Author: Darren ThompsonEmail: This email address is being protected from spambots. You need JavaScript enabled to view it.
Darren Thompson (Lac du Flambeau Ojibwe) is a freelance journalist and based in the Twin Cities of Minnesota, where he also contributes to Unicorn Riot, an alternative media publication. Thompson has reported on political unrest, tribal sovereignty, and Indigenous issues for the Aboriginal Peoples Television Network, Indian Country Today, Native News Online, Powwows.com and Unicorn Riot. He has contributed to the New York Times, the Washington Post, and Voice of America on various Indigenous issues in international conversation.
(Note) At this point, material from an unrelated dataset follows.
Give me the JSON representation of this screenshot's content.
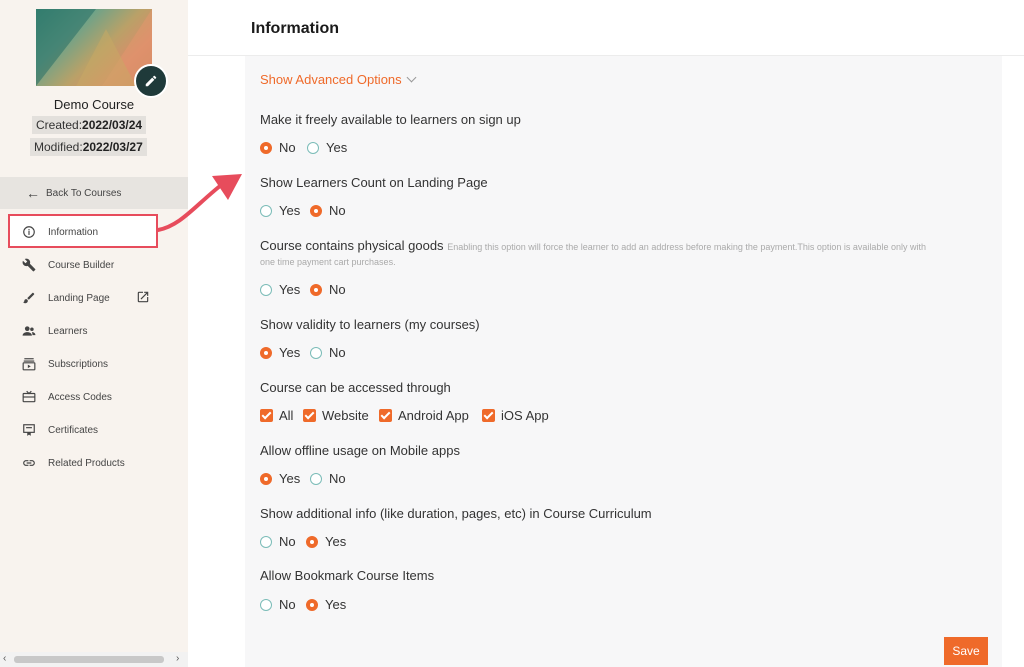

He has a bachelor’s degree in Criminology & Law Studies from Marquette University in Milwaukee, Wisconsin.